Why stop using Search?
It’s a well-known but unnerving fact that Google monitors and stores your searches so it can target you with advertising – a shameless invasion of your privacy that allows the company to build a profile of who it thinks you are. There’s also the highly controversial issue of your search results being adjusted to benefit the web giant.
Google was recently fined a record £2.1bn by the European Commission after a seven-year investigation found the company had unfairly promoted Google Shopping above other, similar shopping-comparison services in its search results. Alarmingly, that’s not the only area where Google adjusts the results.

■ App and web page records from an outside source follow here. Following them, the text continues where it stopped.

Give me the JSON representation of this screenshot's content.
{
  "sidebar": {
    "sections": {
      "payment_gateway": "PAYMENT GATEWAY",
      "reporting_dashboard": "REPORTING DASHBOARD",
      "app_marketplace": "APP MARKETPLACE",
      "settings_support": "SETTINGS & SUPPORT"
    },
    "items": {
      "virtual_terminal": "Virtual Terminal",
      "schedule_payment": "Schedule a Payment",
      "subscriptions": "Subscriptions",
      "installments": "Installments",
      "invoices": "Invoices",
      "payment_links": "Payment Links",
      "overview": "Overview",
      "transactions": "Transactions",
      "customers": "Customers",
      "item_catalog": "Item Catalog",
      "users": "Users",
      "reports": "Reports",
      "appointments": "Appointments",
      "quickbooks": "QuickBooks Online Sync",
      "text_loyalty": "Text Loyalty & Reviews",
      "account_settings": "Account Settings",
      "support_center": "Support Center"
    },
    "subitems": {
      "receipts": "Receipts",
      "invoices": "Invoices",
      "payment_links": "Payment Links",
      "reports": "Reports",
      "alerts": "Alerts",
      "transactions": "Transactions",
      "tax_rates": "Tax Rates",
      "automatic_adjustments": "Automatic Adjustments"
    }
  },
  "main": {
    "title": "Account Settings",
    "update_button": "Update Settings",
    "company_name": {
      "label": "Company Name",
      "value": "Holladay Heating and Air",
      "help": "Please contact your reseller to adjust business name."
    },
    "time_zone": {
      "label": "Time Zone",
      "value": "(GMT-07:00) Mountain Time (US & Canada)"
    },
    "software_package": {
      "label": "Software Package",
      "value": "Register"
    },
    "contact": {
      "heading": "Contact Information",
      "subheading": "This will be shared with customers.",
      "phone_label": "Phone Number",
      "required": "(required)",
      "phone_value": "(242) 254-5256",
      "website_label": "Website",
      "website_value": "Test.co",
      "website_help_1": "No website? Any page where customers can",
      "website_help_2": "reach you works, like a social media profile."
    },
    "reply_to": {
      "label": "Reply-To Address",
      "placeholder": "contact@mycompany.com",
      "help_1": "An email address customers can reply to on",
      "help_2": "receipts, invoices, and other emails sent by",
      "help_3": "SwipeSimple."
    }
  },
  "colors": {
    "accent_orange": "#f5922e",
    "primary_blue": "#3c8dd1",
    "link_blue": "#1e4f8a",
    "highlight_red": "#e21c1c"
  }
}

There are similar ongoing EU investigations into both Maps and local business listings.
Google also customises what you see based on your past preferences (known as the ‘filter bubble’) and makes changes to the results rankings in subtle ways, such as downgrading sites that offer pirated content or push hate speech, terrorism or racism, for example.

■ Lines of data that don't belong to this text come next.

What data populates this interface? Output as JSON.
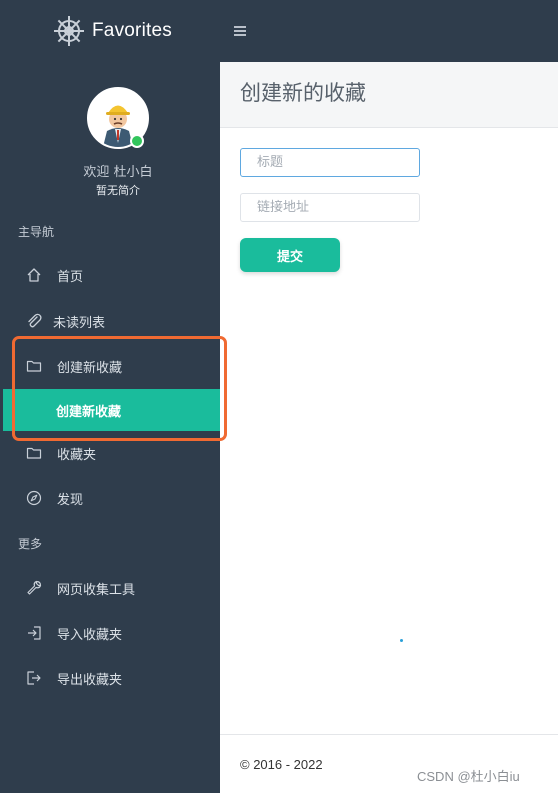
{
  "header": {
    "brand": "Favorites"
  },
  "user": {
    "welcome": "欢迎 杜小白",
    "intro": "暂无简介"
  },
  "nav": {
    "section_main": "主导航",
    "home": "首页",
    "unread": "未读列表",
    "create_group": "创建新收藏",
    "create_sub": "创建新收藏",
    "favorites": "收藏夹",
    "discover": "发现",
    "section_more": "更多",
    "web_tool": "网页收集工具",
    "import": "导入收藏夹",
    "export": "导出收藏夹"
  },
  "main": {
    "title": "创建新的收藏",
    "title_placeholder": "标题",
    "url_placeholder": "链接地址",
    "submit_label": "提交"
  },
  "footer": {
    "copyright": "© 2016 - 2022"
  },
  "watermark": "CSDN @杜小白iu",
  "colors": {
    "sidebar": "#2f3d4c",
    "accent": "#1abc9c",
    "annotation": "#f06a32",
    "online": "#32c55c"
  },
  "icons": {
    "home": "home-icon",
    "unread": "paperclip-icon",
    "create": "folder-icon",
    "favorites": "folder-icon",
    "discover": "compass-icon",
    "web_tool": "wrench-icon",
    "import": "import-icon",
    "export": "export-icon"
  }
}
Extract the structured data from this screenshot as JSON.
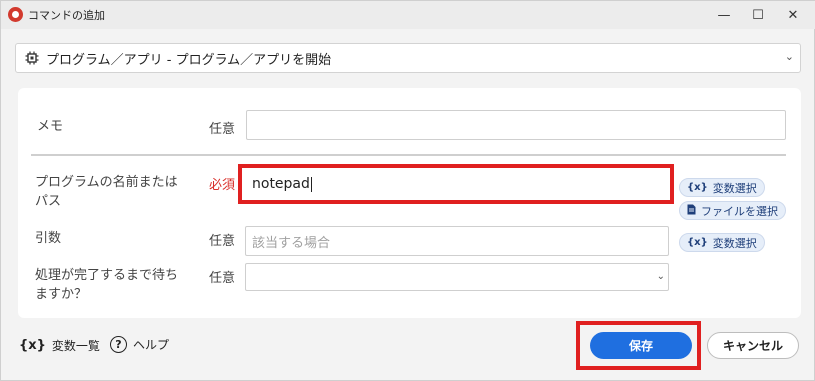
{
  "window": {
    "title": "コマンドの追加",
    "minimize_glyph": "—",
    "maximize_glyph": "☐",
    "close_glyph": "✕"
  },
  "command_select": {
    "icon": "chip-icon",
    "value": "プログラム／アプリ - プログラム／アプリを開始"
  },
  "fields": {
    "memo": {
      "label": "メモ",
      "tag": "任意",
      "value": ""
    },
    "program": {
      "label_line1": "プログラムの名前または",
      "label_line2": "パス",
      "tag": "必須",
      "value": "notepad"
    },
    "args": {
      "label": "引数",
      "tag": "任意",
      "placeholder": "該当する場合"
    },
    "wait": {
      "label_line1": "処理が完了するまで待ち",
      "label_line2": "ますか？",
      "tag": "任意",
      "value": ""
    }
  },
  "buttons": {
    "variable_select": "変数選択",
    "variable_select_icon_text": "{x}",
    "file_select": "ファイルを選択",
    "save": "保存",
    "cancel": "キャンセル"
  },
  "footer": {
    "variables_icon_text": "{x}",
    "variables_list": "変数一覧",
    "help_icon_text": "?",
    "help": "ヘルプ"
  },
  "colors": {
    "highlight": "#e02020",
    "primary": "#1f6fe0",
    "required": "#d9302b"
  }
}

It prioritises newer content, too, so sites that aren’t regularly updated slip off the first page of results. Most of us won’t have a problem with having fresh, non-controversial links prioritised, but the fact remains that Google presents results based on its own agenda, so you may not always get to see the most relevant sites available.
What to use instead:
Microsoft’s Bing (https://www.bing.com) is its closest rival, and is growing in popularity.
According to Microsoft, Bing now has a 9% market share globally and in Europe, but that figure is much higher in English-speaking countries: 26% in the UK and 33% in the US.
For a blind test of Google and Bing, enter a search query at Bing It On You’ll see results from the two search engines side by side and can rate your preferences through five rounds you may be surprised by the winner.
Another reason to use Bing is that its reward scheme has just launched in the UK. Bing Rewards gives you points for searching on the site, which can be used to enter competitions, make donations to charity and buy Skype credit, Groove Music passes, Microsoft gift cards and more.
Bing suffers from some of the same privacy issues as Google, so it won’t appeal to everyone, but it benefits from stunning, interactive homepage photos that are updated every day.
One Google replacement that’s definitely worth considering especially if you value your privacy is DuckDuckGo (https://duckduckgo.com).
This ever-improving search engine stores no personal information, and doesn’t track you or show personalised ads.
The quality of its results is mostly very good because they are pulled from more than 400 different sources. You can easily add the search engine to your browser with a couple of mouse clicks, making the switch fairly seamless.
DuckDuckGo also offers more than 9,400 clever ‘bang’ commands that let you quickly search specific sites including Amazon, eBay, Facebook, BBC iPlayer and, er… Google.
( Source : Internet )
( Image : Google )